A little over a year and a half after the first version of the Boston News-Letter was published on 24 April 1704, Campbell would print what appears to be the earliest slave runaway advertisement to feature in an American newspaper. The notice for a “Negro Man Slave” depicted Peter, a slave who had run from his master, William Pepperil, in Kittery in the province of Maine. Peter was aged “about 20”, “of a pretty brown complexion” and of “middle stature” and able to speak “good English.” No specific reward for recapture is stated, nor is any particular motive for escape. Information from the advertisement below Peter’s states he was not alone. Peter had been “seen in Newbury,” accompanied by an “Indian Man” named Isaac Pummatick, a deserter from Her Majesty’s service in the province of Maine, under the command of Captain Joseph Brown. These men had escaped together with the outcome unknown, at least for several months. Eight lines of cluttered text in the 22 April 1706 edition of the News-Letter would reveal their fate:
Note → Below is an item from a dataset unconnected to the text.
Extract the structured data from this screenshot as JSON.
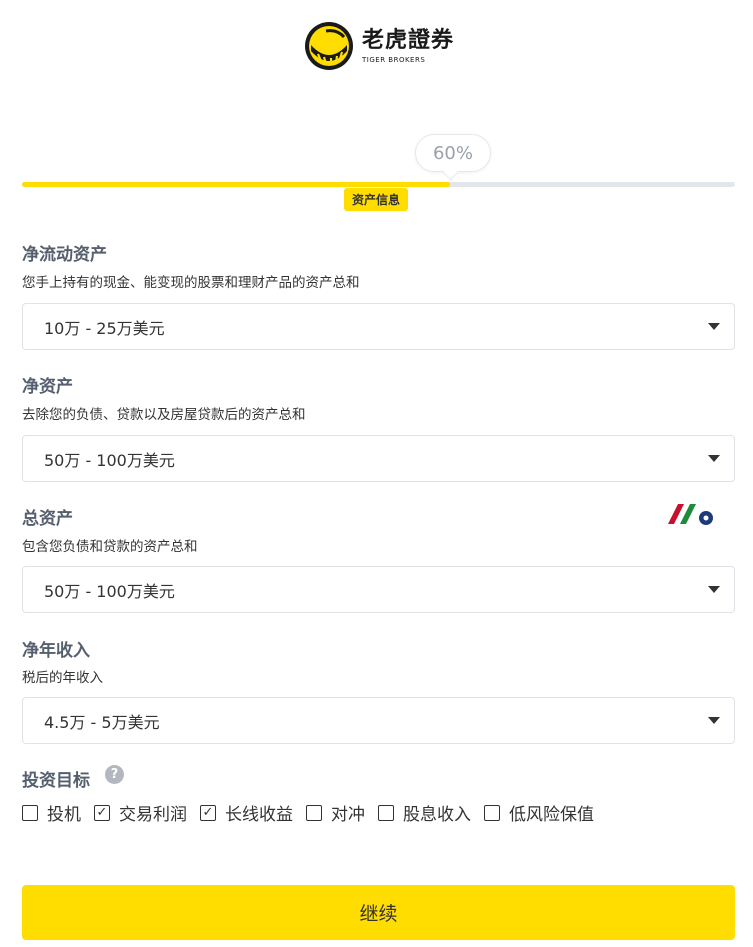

‘In December last, There was Advertisements of a Negro man Slave, and an Indian’s Running away from Mr. William Pepperil of Kittery in the Province of Main, desiring they might be apprehended where every they came, and by virtue of said Advertisements coming (in the News Letter) to South-Carolina, whither the said Negro and Indian had travelled, the Governour of said place has secured the said Runaways for the Owner.’
Carried most probably by vessel from Maine to South Carolina, likely attempting to reach Florida, our knowledge of this brave attempt to reach freedom is only ascertainable from the runaway slave advertisement.
Considering that this is amongst the earliest, if not the earliest, example of such an advertisement, it has attracted surprisingly little scholarly discussion, with the exception of a very brief comment by Professor Ian K. Steele. It was one of the hundreds published in newspapers annually to preserve an American system of human exploitation through perpetual enslavement. While the advertisements commonly amount to but a few sentences, they are rich sources full of insight into slavery and early American print-culture.
 Publick Occurrences Both Forreign and Domestick was the title of the first multi-page newspaper and was published in 1690 by Benjamin Harris. The newspaper was supposed to be published monthly however only a single edition was ever printed.
 Boston News-Letter, 10 December, 1705.
 Marsha L. Hamilton, Social and Economic Networks in Early Massachusetts: Atlantic Connections (Penn State Press: 2009).
 Boston News-Letter, 24 April, 1704.
 Edd C. Applegate, The Rise of Advertising in the United States: A History of Innovation to 1960 (Scarecrow Press: 2012), p. 7.
 Unnamed New Jersey newspaper editor cited in Thomas C. Leonard, Power of the Press: The Birth of American Political Reporting (Oxford University Press: 1986), p. 55.
 Boston News-Letter, December 10, 1705. P.4
 Boston News-Letter, April 22, 1706. P.4
 Ian K. Steele, The English Atlantic, 1675-1740: An Exploration of Communication and Community (Oxford University Press: 1986).